Everyone working in the criminal justice system has a responsibility to maintain high ethical standards at all time while discharging their duties. The defense attorney must ensure that the clients give factual testimonies before the court so as not to obstruct justice. Further, they have a responsibility to ensure that their clients rectify any fraudulent testimony in their submissions. Similarly, the prosecutor also has a responsibility to provide honest and accurate statements to the court. Giving misleading information is likely to result in the sentence of wrong person which goes against the fundamental principle of the system. Just like the two officers, prosecutor and defense attorney, judges must also maintain high moral standards as they have final say in the whole process. Particularly, they must show impartiality, refraining from interest groups and make their rulings anchored on the law.
Eyewitness accounts are one of the primary sources of evidence that both the prosecutor and defense attorney relies on to persuade the judges to make rulings in their favor. However, the accounts are one of the leading causes of wrongful conviction in the United States.
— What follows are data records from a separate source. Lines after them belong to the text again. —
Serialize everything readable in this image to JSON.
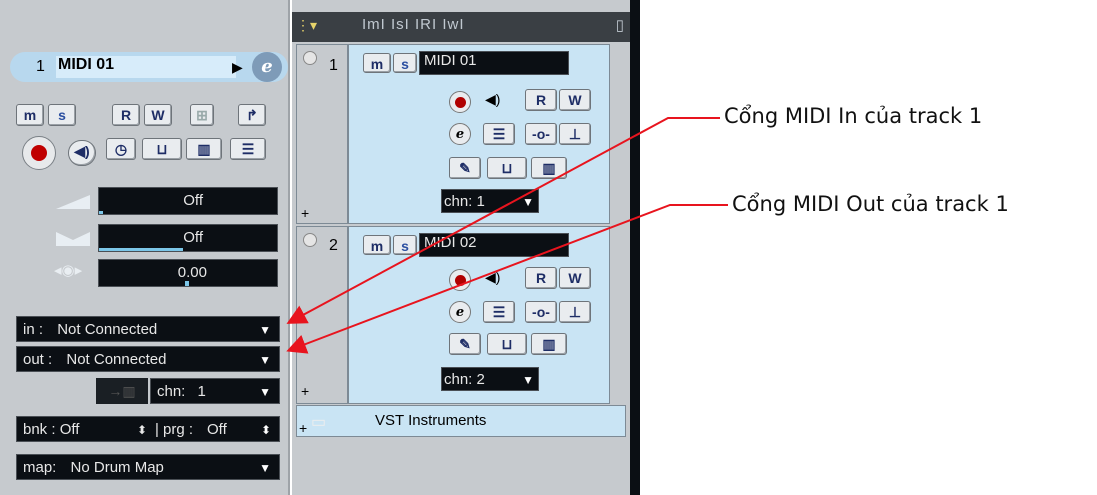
{
  "inspector": {
    "track_number": "1",
    "track_name": "MIDI 01",
    "e_label": "e",
    "buttons": {
      "mute": "m",
      "solo": "s",
      "read": "R",
      "write": "W"
    },
    "volume": "Off",
    "pan": "Off",
    "delay": "0.00",
    "in_label": "in :",
    "in_value": "Not Connected",
    "out_label": "out :",
    "out_value": "Not Connected",
    "chn_label": "chn:",
    "chn_value": "1",
    "bnk_label": "bnk :",
    "bnk_value": "Off",
    "prg_label": "prg :",
    "prg_value": "Off",
    "map_label": "map:",
    "map_value": "No Drum Map"
  },
  "tracklist": {
    "header": "ImI IsI IRI IwI",
    "tracks": [
      {
        "number": "1",
        "name": "MIDI 01",
        "chn_label": "chn:",
        "chn_value": "1"
      },
      {
        "number": "2",
        "name": "MIDI 02",
        "chn_label": "chn:",
        "chn_value": "2"
      }
    ],
    "vst_label": "VST Instruments",
    "plus": "+"
  },
  "annotations": {
    "midi_in": "Cổng MIDI In của track 1",
    "midi_out": "Cổng MIDI Out của track 1"
  },
  "colors": {
    "arrow": "#e8141e",
    "track_bg": "#c9e4f4",
    "panel_bg": "#c6cace"
  }
}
For instance, nearly 75 percent of all the cases exonerated by DNA test resulted from error in eyewitness accounts (The Innocence Project. Eyewitness Misidentification, 2014). In another scenario, two researchers established that misidentification due to error occurred in 667(76 percent) cases out of the 873 analyzed from the National Registry of Exoneration (Gross & Shaffer, 2012). Another study conducted in the same subject revealed that nearly 50 percent of the innocent suspects are convicted due to wrongful conviction (Smith & Cutler, 2013).
The above statistics indicates the threats error in eyewitness accounts has on delivery of justice to the suspects. Consequently, it is necessary for the judicial officers to cross-examine the person giving accounts to ensure the integrity of their statements. However, cross-examination must be executed with caution as they can also result in interfering with memory of the witness leading to wrong accounts. The wrong accounts are likely to result in wrong ruling by the judges which exonerates the criminals while sending the innocents behind bars.
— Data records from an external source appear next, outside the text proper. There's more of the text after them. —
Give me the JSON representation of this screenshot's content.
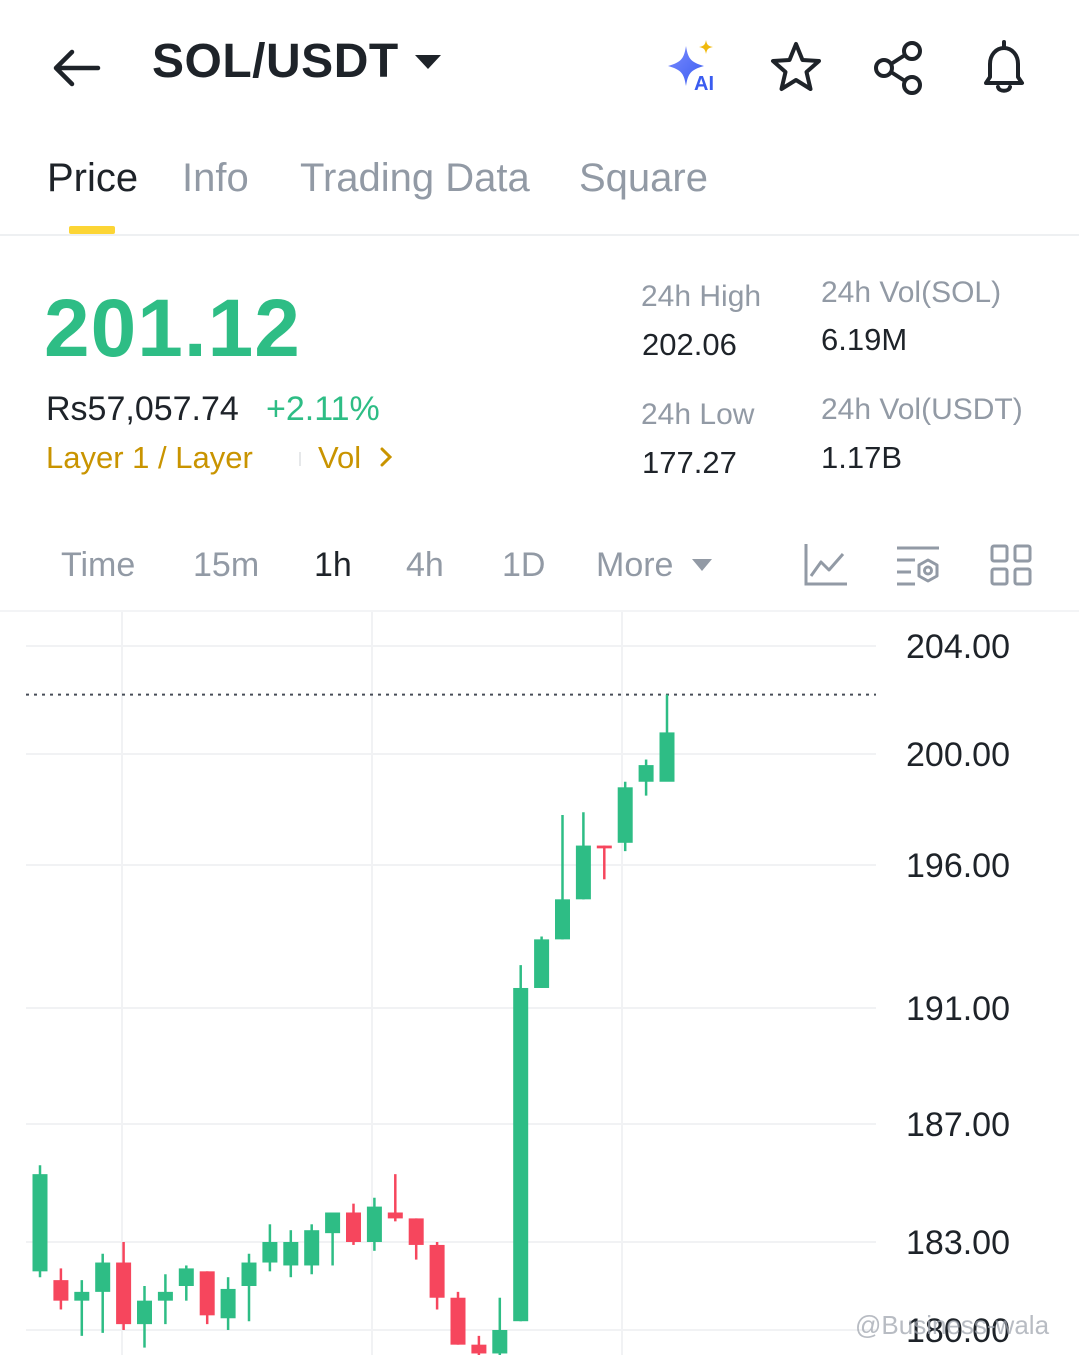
{
  "header": {
    "pair_title": "SOL/USDT",
    "icons": [
      "back-arrow-icon",
      "ai-sparkle-icon",
      "star-icon",
      "share-icon",
      "bell-icon"
    ],
    "ai_badge": "AI"
  },
  "tabs": [
    {
      "label": "Price",
      "active": true
    },
    {
      "label": "Info",
      "active": false
    },
    {
      "label": "Trading Data",
      "active": false
    },
    {
      "label": "Square",
      "active": false
    }
  ],
  "ticker": {
    "last_price": "201.12",
    "inr_price": "Rs57,057.74",
    "change_pct": "+2.11%",
    "tag_category": "Layer 1 / Layer",
    "tag_vol": "Vol",
    "high_label": "24h High",
    "high_value": "202.06",
    "low_label": "24h Low",
    "low_value": "177.27",
    "vol_base_label": "24h Vol(SOL)",
    "vol_base_value": "6.19M",
    "vol_quote_label": "24h Vol(USDT)",
    "vol_quote_value": "1.17B"
  },
  "intervals": [
    {
      "label": "Time",
      "active": false
    },
    {
      "label": "15m",
      "active": false
    },
    {
      "label": "1h",
      "active": true
    },
    {
      "label": "4h",
      "active": false
    },
    {
      "label": "1D",
      "active": false
    },
    {
      "label": "More",
      "active": false
    }
  ],
  "toolbar_icons": [
    "line-chart-icon",
    "indicator-settings-icon",
    "grid-layout-icon"
  ],
  "colors": {
    "up": "#2ebd85",
    "down": "#f6465d",
    "accent": "#fcd535",
    "tag": "#c99400",
    "muted": "#929aa5",
    "text": "#1e2329"
  },
  "watermark": "@Business-wala",
  "chart_data": {
    "type": "candlestick",
    "y_tick_labels": [
      "204.00",
      "200.00",
      "196.00",
      "191.00",
      "187.00",
      "183.00",
      "180.00"
    ],
    "y_tick_values": [
      204.0,
      200.0,
      196.0,
      191.0,
      187.0,
      183.0,
      180.0
    ],
    "last_price_line": 202.2,
    "candles": [
      {
        "o": 182.0,
        "h": 185.6,
        "l": 181.8,
        "c": 185.3
      },
      {
        "o": 181.7,
        "h": 182.1,
        "l": 180.7,
        "c": 181.0
      },
      {
        "o": 181.0,
        "h": 181.7,
        "l": 179.8,
        "c": 181.3
      },
      {
        "o": 181.3,
        "h": 182.6,
        "l": 179.9,
        "c": 182.3
      },
      {
        "o": 182.3,
        "h": 183.0,
        "l": 180.0,
        "c": 180.2
      },
      {
        "o": 180.2,
        "h": 181.5,
        "l": 179.4,
        "c": 181.0
      },
      {
        "o": 181.0,
        "h": 181.9,
        "l": 180.2,
        "c": 181.3
      },
      {
        "o": 181.5,
        "h": 182.2,
        "l": 181.0,
        "c": 182.1
      },
      {
        "o": 182.0,
        "h": 182.0,
        "l": 180.2,
        "c": 180.5
      },
      {
        "o": 180.4,
        "h": 181.8,
        "l": 180.0,
        "c": 181.4
      },
      {
        "o": 181.5,
        "h": 182.6,
        "l": 180.3,
        "c": 182.3
      },
      {
        "o": 182.3,
        "h": 183.6,
        "l": 182.0,
        "c": 183.0
      },
      {
        "o": 182.2,
        "h": 183.4,
        "l": 181.8,
        "c": 183.0
      },
      {
        "o": 182.2,
        "h": 183.6,
        "l": 181.9,
        "c": 183.4
      },
      {
        "o": 183.3,
        "h": 184.0,
        "l": 182.2,
        "c": 184.0
      },
      {
        "o": 184.0,
        "h": 184.3,
        "l": 182.9,
        "c": 183.0
      },
      {
        "o": 183.0,
        "h": 184.5,
        "l": 182.7,
        "c": 184.2
      },
      {
        "o": 184.0,
        "h": 185.3,
        "l": 183.7,
        "c": 183.8
      },
      {
        "o": 183.8,
        "h": 183.8,
        "l": 182.4,
        "c": 182.9
      },
      {
        "o": 182.9,
        "h": 183.0,
        "l": 180.7,
        "c": 181.1
      },
      {
        "o": 181.1,
        "h": 181.3,
        "l": 179.5,
        "c": 179.5
      },
      {
        "o": 179.5,
        "h": 179.8,
        "l": 179.0,
        "c": 179.2
      },
      {
        "o": 179.2,
        "h": 181.1,
        "l": 179.0,
        "c": 180.0
      },
      {
        "o": 180.3,
        "h": 192.5,
        "l": 180.3,
        "c": 191.7
      },
      {
        "o": 191.7,
        "h": 193.5,
        "l": 191.7,
        "c": 193.4
      },
      {
        "o": 193.4,
        "h": 197.8,
        "l": 193.4,
        "c": 194.8
      },
      {
        "o": 194.8,
        "h": 197.9,
        "l": 194.8,
        "c": 196.7
      },
      {
        "o": 196.7,
        "h": 196.7,
        "l": 195.5,
        "c": 196.6
      },
      {
        "o": 196.8,
        "h": 199.0,
        "l": 196.5,
        "c": 198.8
      },
      {
        "o": 199.0,
        "h": 199.8,
        "l": 198.5,
        "c": 199.6
      },
      {
        "o": 199.0,
        "h": 202.2,
        "l": 199.2,
        "c": 200.8
      }
    ]
  }
}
Minimizing the threats by error in eyewitness to the delivery justice require that all the judicial officials work in together to only provide credible witnesses before the court. The jurors and other legal professionals must have adequate knowledge on determining factors that influence the credibility of eye witness accounts and apply them in given case. Studies by different scholars have revealed that significant numbers of jurors are not adequately equipped to establish eyewitness factors (Wise, Sartori, Magnussen, & Safer, 2014). However, the knowledge varies from one country to another or based on the question posed by the researchers (Wise, Sartori, Magnussen, & Safer, 2014).
Some studies have also raised questions on the ability of judges to make accurate assessment of the testimonies and establish loopholes. As a result, the judges rely on the jurors to determine the credibility of the statements. As noted earlier, studies have indicated that the jurors too are also ill equipped to determine the factors influencing credibility of the accounts. The dependability between these two judicial officers (with limited ability of establishing the eyewitness credibility) increases the risks of sentencing innocent individual.
In summary, eyewitness accounts play an essential role criminal justice system. However, it also exposes the suspects to unfair judgment in scenarios where the witnesses provide inaccurate accounts. Therefore, it is necessary for all the judicial officers to have hold high moral standards and also get trained on establishing credibility of eyewitness account.
The Innocence Project. Eyewitness Misidentification. (2014). Retrieved September 11, 2018, from http://www.innocenceproject.org/understand/Eyewitness-Misidentification.php
Gross, S., & Shaffer, M. (2012). Exonerations in the United States, 1989-2012: Report by the National Registry of Exoneration. Retrieved September 11, 2018, from http://www.law.umich.edu/special/exoneration/Documents/exonerations_us_1989_2012_full_report.pdf
Smith, A., & Cutler, B. (2013). Introduction: identification procedures and conviction of the innocent. In: Cutler BL, editor. , editor. Reform of Eyewitness Identification Procedures. Washington, DC: American Psychological Association.
Wise, R., Sartori, G., Magnussen, S., & Safer, M. A. (2014). An Examination of the Causes and Solutions to Eyewitness Error. Front Psychiatry,5.102.